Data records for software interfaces
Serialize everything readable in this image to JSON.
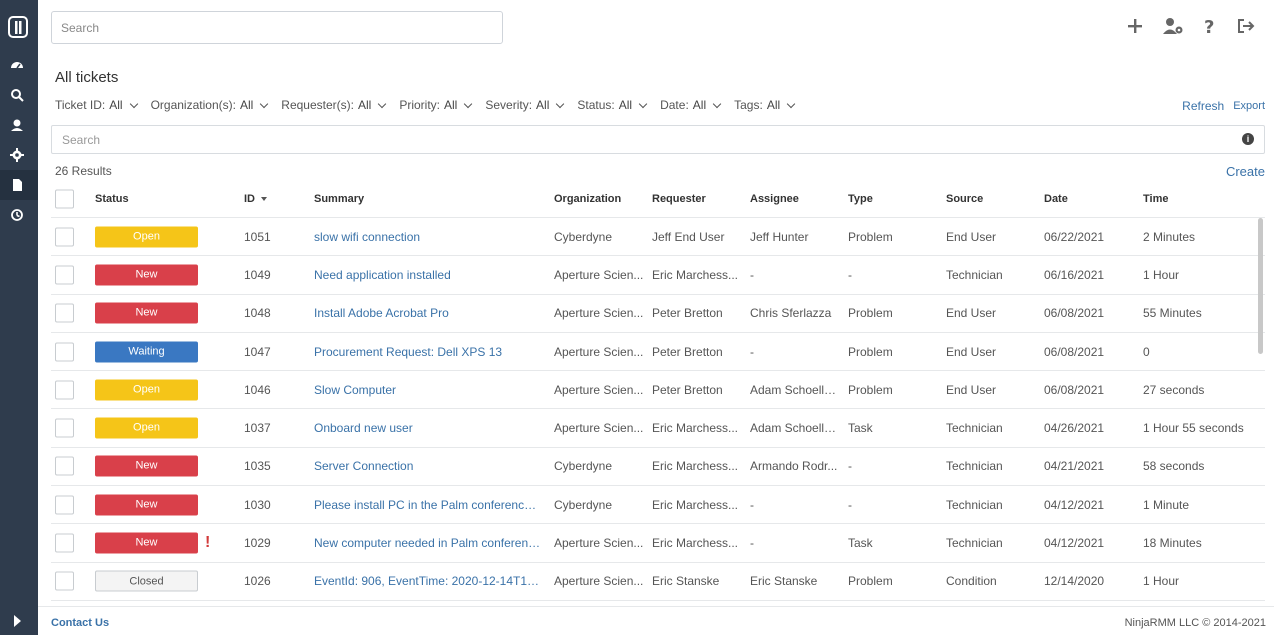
{
  "search": {
    "placeholder": "Search"
  },
  "page": {
    "title": "All tickets"
  },
  "filters": [
    {
      "label": "Ticket ID:",
      "value": "All"
    },
    {
      "label": "Organization(s):",
      "value": "All"
    },
    {
      "label": "Requester(s):",
      "value": "All"
    },
    {
      "label": "Priority:",
      "value": "All"
    },
    {
      "label": "Severity:",
      "value": "All"
    },
    {
      "label": "Status:",
      "value": "All"
    },
    {
      "label": "Date:",
      "value": "All"
    },
    {
      "label": "Tags:",
      "value": "All"
    }
  ],
  "actions": {
    "refresh": "Refresh",
    "export": "Export",
    "create": "Create"
  },
  "filter_search": {
    "placeholder": "Search"
  },
  "results_count": "26 Results",
  "columns": {
    "status": "Status",
    "id": "ID",
    "summary": "Summary",
    "organization": "Organization",
    "requester": "Requester",
    "assignee": "Assignee",
    "type": "Type",
    "source": "Source",
    "date": "Date",
    "time": "Time"
  },
  "status_colors": {
    "Open": "#f5c518",
    "New": "#d9404a",
    "Waiting": "#3a78c2",
    "Closed": "#f4f4f4"
  },
  "tickets": [
    {
      "status": "Open",
      "id": "1051",
      "summary": "slow wifi connection",
      "organization": "Cyberdyne",
      "requester": "Jeff End User",
      "assignee": "Jeff Hunter",
      "type": "Problem",
      "source": "End User",
      "date": "06/22/2021",
      "time": "2 Minutes",
      "alert": ""
    },
    {
      "status": "New",
      "id": "1049",
      "summary": "Need application installed",
      "organization": "Aperture Scien...",
      "requester": "Eric Marchess...",
      "assignee": "-",
      "type": "-",
      "source": "Technician",
      "date": "06/16/2021",
      "time": "1 Hour",
      "alert": ""
    },
    {
      "status": "New",
      "id": "1048",
      "summary": "Install Adobe Acrobat Pro",
      "organization": "Aperture Scien...",
      "requester": "Peter Bretton",
      "assignee": "Chris Sferlazza",
      "type": "Problem",
      "source": "End User",
      "date": "06/08/2021",
      "time": "55 Minutes",
      "alert": ""
    },
    {
      "status": "Waiting",
      "id": "1047",
      "summary": "Procurement Request: Dell XPS 13",
      "organization": "Aperture Scien...",
      "requester": "Peter Bretton",
      "assignee": "-",
      "type": "Problem",
      "source": "End User",
      "date": "06/08/2021",
      "time": "0",
      "alert": ""
    },
    {
      "status": "Open",
      "id": "1046",
      "summary": "Slow Computer",
      "organization": "Aperture Scien...",
      "requester": "Peter Bretton",
      "assignee": "Adam Schoelln...",
      "type": "Problem",
      "source": "End User",
      "date": "06/08/2021",
      "time": "27 seconds",
      "alert": ""
    },
    {
      "status": "Open",
      "id": "1037",
      "summary": "Onboard new user",
      "organization": "Aperture Scien...",
      "requester": "Eric Marchess...",
      "assignee": "Adam Schoelln...",
      "type": "Task",
      "source": "Technician",
      "date": "04/26/2021",
      "time": "1 Hour 55 seconds",
      "alert": ""
    },
    {
      "status": "New",
      "id": "1035",
      "summary": "Server Connection",
      "organization": "Cyberdyne",
      "requester": "Eric Marchess...",
      "assignee": "Armando Rodr...",
      "type": "-",
      "source": "Technician",
      "date": "04/21/2021",
      "time": "58 seconds",
      "alert": ""
    },
    {
      "status": "New",
      "id": "1030",
      "summary": "Please install PC in the Palm conference r...",
      "organization": "Cyberdyne",
      "requester": "Eric Marchess...",
      "assignee": "-",
      "type": "-",
      "source": "Technician",
      "date": "04/12/2021",
      "time": "1 Minute",
      "alert": ""
    },
    {
      "status": "New",
      "id": "1029",
      "summary": "New computer needed in Palm conferenc...",
      "organization": "Aperture Scien...",
      "requester": "Eric Marchess...",
      "assignee": "-",
      "type": "Task",
      "source": "Technician",
      "date": "04/12/2021",
      "time": "18 Minutes",
      "alert": "!"
    },
    {
      "status": "Closed",
      "id": "1026",
      "summary": "EventId: 906, EventTime: 2020-12-14T19:0...",
      "organization": "Aperture Scien...",
      "requester": "Eric Stanske",
      "assignee": "Eric Stanske",
      "type": "Problem",
      "source": "Condition",
      "date": "12/14/2020",
      "time": "1 Hour",
      "alert": ""
    }
  ],
  "footer": {
    "contact": "Contact Us",
    "copyright": "NinjaRMM LLC © 2014-2021"
  }
}
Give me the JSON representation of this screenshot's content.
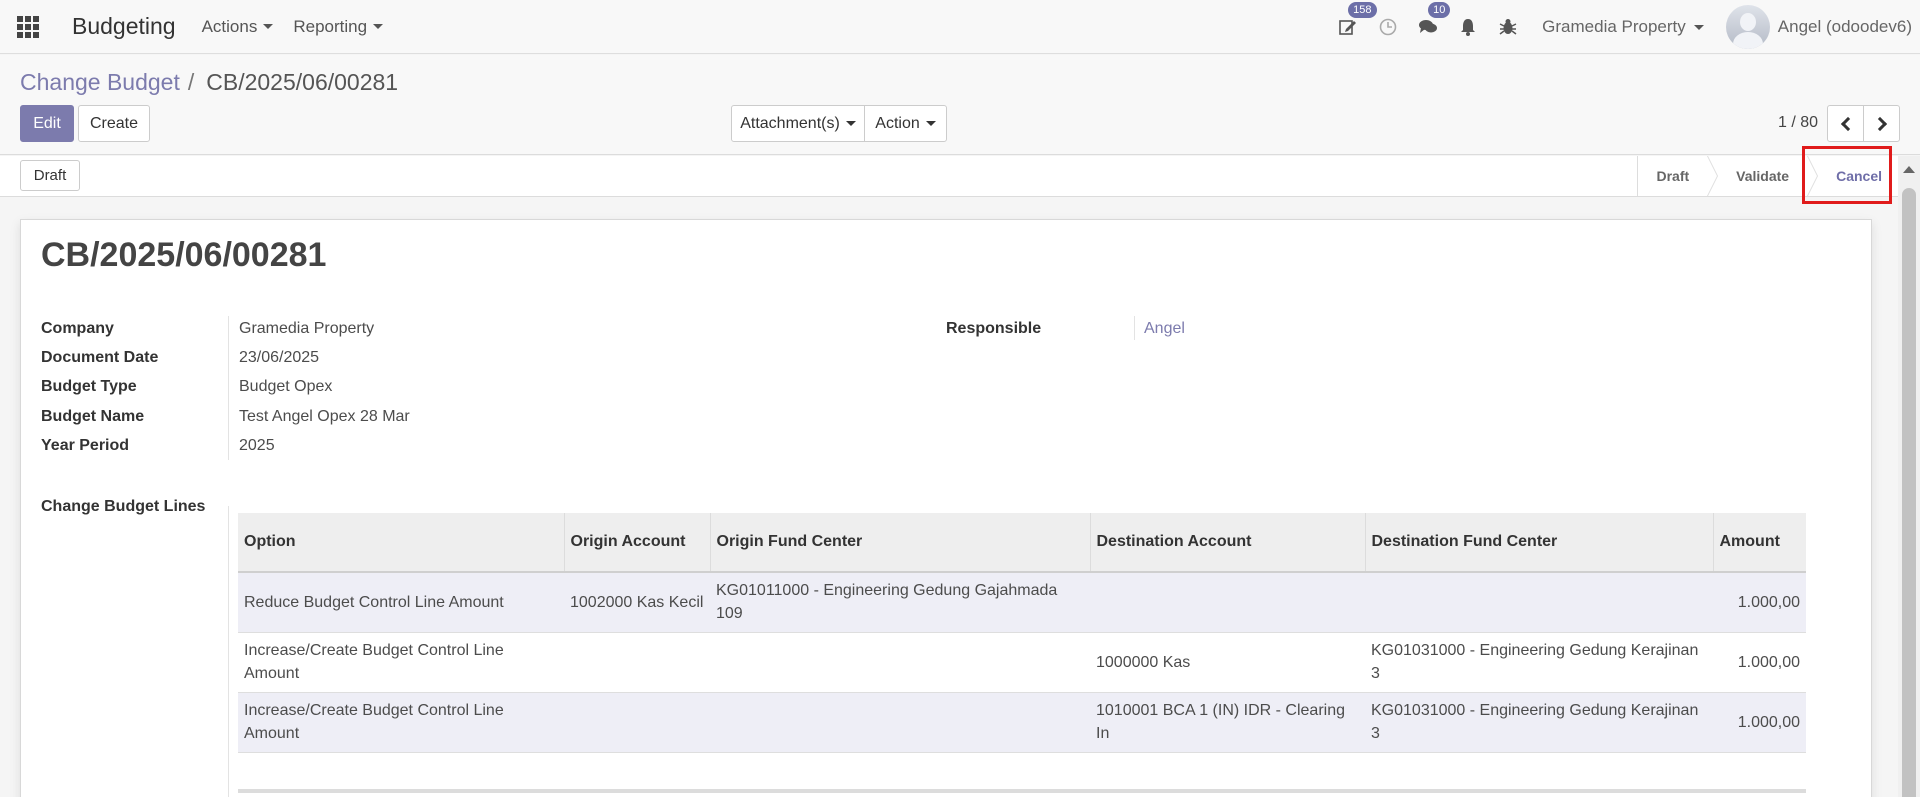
{
  "navbar": {
    "app_name": "Budgeting",
    "menus": [
      {
        "label": "Actions"
      },
      {
        "label": "Reporting"
      }
    ],
    "activity_badge": "158",
    "messages_badge": "10",
    "company": "Gramedia Property",
    "user": "Angel (odoodev6)"
  },
  "breadcrumb": {
    "parent": "Change Budget",
    "separator": "/",
    "current": "CB/2025/06/00281"
  },
  "buttons": {
    "edit": "Edit",
    "create": "Create",
    "attachments": "Attachment(s)",
    "action": "Action"
  },
  "pager": {
    "value": "1 / 80"
  },
  "statusbar": {
    "draft_button": "Draft",
    "steps": [
      "Draft",
      "Validate",
      "Cancel"
    ],
    "active_step": "Cancel",
    "highlight_color": "#e01b1b"
  },
  "form": {
    "title": "CB/2025/06/00281",
    "fields": {
      "company": {
        "label": "Company",
        "value": "Gramedia Property"
      },
      "document_date": {
        "label": "Document Date",
        "value": "23/06/2025"
      },
      "budget_type": {
        "label": "Budget Type",
        "value": "Budget Opex"
      },
      "budget_name": {
        "label": "Budget Name",
        "value": "Test Angel Opex 28 Mar"
      },
      "year_period": {
        "label": "Year Period",
        "value": "2025"
      },
      "responsible": {
        "label": "Responsible",
        "value": "Angel"
      }
    },
    "lines_label": "Change Budget Lines"
  },
  "lines_table": {
    "headers": [
      "Option",
      "Origin Account",
      "Origin Fund Center",
      "Destination Account",
      "Destination Fund Center",
      "Amount"
    ],
    "rows": [
      [
        "Reduce Budget Control Line Amount",
        "1002000 Kas Kecil",
        "KG01011000 - Engineering Gedung Gajahmada 109",
        "",
        "",
        "1.000,00"
      ],
      [
        "Increase/Create Budget Control Line Amount",
        "",
        "",
        "1000000 Kas",
        "KG01031000 - Engineering Gedung Kerajinan 3",
        "1.000,00"
      ],
      [
        "Increase/Create Budget Control Line Amount",
        "",
        "",
        "1010001 BCA 1 (IN) IDR - Clearing In",
        "KG01031000 - Engineering Gedung Kerajinan 3",
        "1.000,00"
      ]
    ]
  },
  "colors": {
    "brand": "#7c7bad",
    "odd_row": "#eeeef6"
  }
}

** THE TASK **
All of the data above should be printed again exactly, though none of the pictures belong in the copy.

** WORKED SOLUTION **
Serialize everything readable in this image to JSON.
{
  "search": {
    "placeholder": "Search"
  },
  "page": {
    "title": "All tickets"
  },
  "filters": [
    {
      "label": "Ticket ID:",
      "value": "All"
    },
    {
      "label": "Organization(s):",
      "value": "All"
    },
    {
      "label": "Requester(s):",
      "value": "All"
    },
    {
      "label": "Priority:",
      "value": "All"
    },
    {
      "label": "Severity:",
      "value": "All"
    },
    {
      "label": "Status:",
      "value": "All"
    },
    {
      "label": "Date:",
      "value": "All"
    },
    {
      "label": "Tags:",
      "value": "All"
    }
  ],
  "actions": {
    "refresh": "Refresh",
    "export": "Export",
    "create": "Create"
  },
  "filter_search": {
    "placeholder": "Search"
  },
  "results_count": "26 Results",
  "columns": {
    "status": "Status",
    "id": "ID",
    "summary": "Summary",
    "organization": "Organization",
    "requester": "Requester",
    "assignee": "Assignee",
    "type": "Type",
    "source": "Source",
    "date": "Date",
    "time": "Time"
  },
  "status_colors": {
    "Open": "#f5c518",
    "New": "#d9404a",
    "Waiting": "#3a78c2",
    "Closed": "#f4f4f4"
  },
  "tickets": [
    {
      "status": "Open",
      "id": "1051",
      "summary": "slow wifi connection",
      "organization": "Cyberdyne",
      "requester": "Jeff End User",
      "assignee": "Jeff Hunter",
      "type": "Problem",
      "source": "End User",
      "date": "06/22/2021",
      "time": "2 Minutes",
      "alert": ""
    },
    {
      "status": "New",
      "id": "1049",
      "summary": "Need application installed",
      "organization": "Aperture Scien...",
      "requester": "Eric Marchess...",
      "assignee": "-",
      "type": "-",
      "source": "Technician",
      "date": "06/16/2021",
      "time": "1 Hour",
      "alert": ""
    },
    {
      "status": "New",
      "id": "1048",
      "summary": "Install Adobe Acrobat Pro",
      "organization": "Aperture Scien...",
      "requester": "Peter Bretton",
      "assignee": "Chris Sferlazza",
      "type": "Problem",
      "source": "End User",
      "date": "06/08/2021",
      "time": "55 Minutes",
      "alert": ""
    },
    {
      "status": "Waiting",
      "id": "1047",
      "summary": "Procurement Request: Dell XPS 13",
      "organization": "Aperture Scien...",
      "requester": "Peter Bretton",
      "assignee": "-",
      "type": "Problem",
      "source": "End User",
      "date": "06/08/2021",
      "time": "0",
      "alert": ""
    },
    {
      "status": "Open",
      "id": "1046",
      "summary": "Slow Computer",
      "organization": "Aperture Scien...",
      "requester": "Peter Bretton",
      "assignee": "Adam Schoelln...",
      "type": "Problem",
      "source": "End User",
      "date": "06/08/2021",
      "time": "27 seconds",
      "alert": ""
    },
    {
      "status": "Open",
      "id": "1037",
      "summary": "Onboard new user",
      "organization": "Aperture Scien...",
      "requester": "Eric Marchess...",
      "assignee": "Adam Schoelln...",
      "type": "Task",
      "source": "Technician",
      "date": "04/26/2021",
      "time": "1 Hour 55 seconds",
      "alert": ""
    },
    {
      "status": "New",
      "id": "1035",
      "summary": "Server Connection",
      "organization": "Cyberdyne",
      "requester": "Eric Marchess...",
      "assignee": "Armando Rodr...",
      "type": "-",
      "source": "Technician",
      "date": "04/21/2021",
      "time": "58 seconds",
      "alert": ""
    },
    {
      "status": "New",
      "id": "1030",
      "summary": "Please install PC in the Palm conference r...",
      "organization": "Cyberdyne",
      "requester": "Eric Marchess...",
      "assignee": "-",
      "type": "-",
      "source": "Technician",
      "date": "04/12/2021",
      "time": "1 Minute",
      "alert": ""
    },
    {
      "status": "New",
      "id": "1029",
      "summary": "New computer needed in Palm conferenc...",
      "organization": "Aperture Scien...",
      "requester": "Eric Marchess...",
      "assignee": "-",
      "type": "Task",
      "source": "Technician",
      "date": "04/12/2021",
      "time": "18 Minutes",
      "alert": "!"
    },
    {
      "status": "Closed",
      "id": "1026",
      "summary": "EventId: 906, EventTime: 2020-12-14T19:0...",
      "organization": "Aperture Scien...",
      "requester": "Eric Stanske",
      "assignee": "Eric Stanske",
      "type": "Problem",
      "source": "Condition",
      "date": "12/14/2020",
      "time": "1 Hour",
      "alert": ""
    }
  ],
  "footer": {
    "contact": "Contact Us",
    "copyright": "NinjaRMM LLC © 2014-2021"
  }
}
Give me the JSON representation of this screenshot's content.
{
  "navbar": {
    "app_name": "Budgeting",
    "menus": [
      {
        "label": "Actions"
      },
      {
        "label": "Reporting"
      }
    ],
    "activity_badge": "158",
    "messages_badge": "10",
    "company": "Gramedia Property",
    "user": "Angel (odoodev6)"
  },
  "breadcrumb": {
    "parent": "Change Budget",
    "separator": "/",
    "current": "CB/2025/06/00281"
  },
  "buttons": {
    "edit": "Edit",
    "create": "Create",
    "attachments": "Attachment(s)",
    "action": "Action"
  },
  "pager": {
    "value": "1 / 80"
  },
  "statusbar": {
    "draft_button": "Draft",
    "steps": [
      "Draft",
      "Validate",
      "Cancel"
    ],
    "active_step": "Cancel",
    "highlight_color": "#e01b1b"
  },
  "form": {
    "title": "CB/2025/06/00281",
    "fields": {
      "company": {
        "label": "Company",
        "value": "Gramedia Property"
      },
      "document_date": {
        "label": "Document Date",
        "value": "23/06/2025"
      },
      "budget_type": {
        "label": "Budget Type",
        "value": "Budget Opex"
      },
      "budget_name": {
        "label": "Budget Name",
        "value": "Test Angel Opex 28 Mar"
      },
      "year_period": {
        "label": "Year Period",
        "value": "2025"
      },
      "responsible": {
        "label": "Responsible",
        "value": "Angel"
      }
    },
    "lines_label": "Change Budget Lines"
  },
  "lines_table": {
    "headers": [
      "Option",
      "Origin Account",
      "Origin Fund Center",
      "Destination Account",
      "Destination Fund Center",
      "Amount"
    ],
    "rows": [
      [
        "Reduce Budget Control Line Amount",
        "1002000 Kas Kecil",
        "KG01011000 - Engineering Gedung Gajahmada 109",
        "",
        "",
        "1.000,00"
      ],
      [
        "Increase/Create Budget Control Line Amount",
        "",
        "",
        "1000000 Kas",
        "KG01031000 - Engineering Gedung Kerajinan 3",
        "1.000,00"
      ],
      [
        "Increase/Create Budget Control Line Amount",
        "",
        "",
        "1010001 BCA 1 (IN) IDR - Clearing In",
        "KG01031000 - Engineering Gedung Kerajinan 3",
        "1.000,00"
      ]
    ]
  },
  "colors": {
    "brand": "#7c7bad",
    "odd_row": "#eeeef6"
  }
}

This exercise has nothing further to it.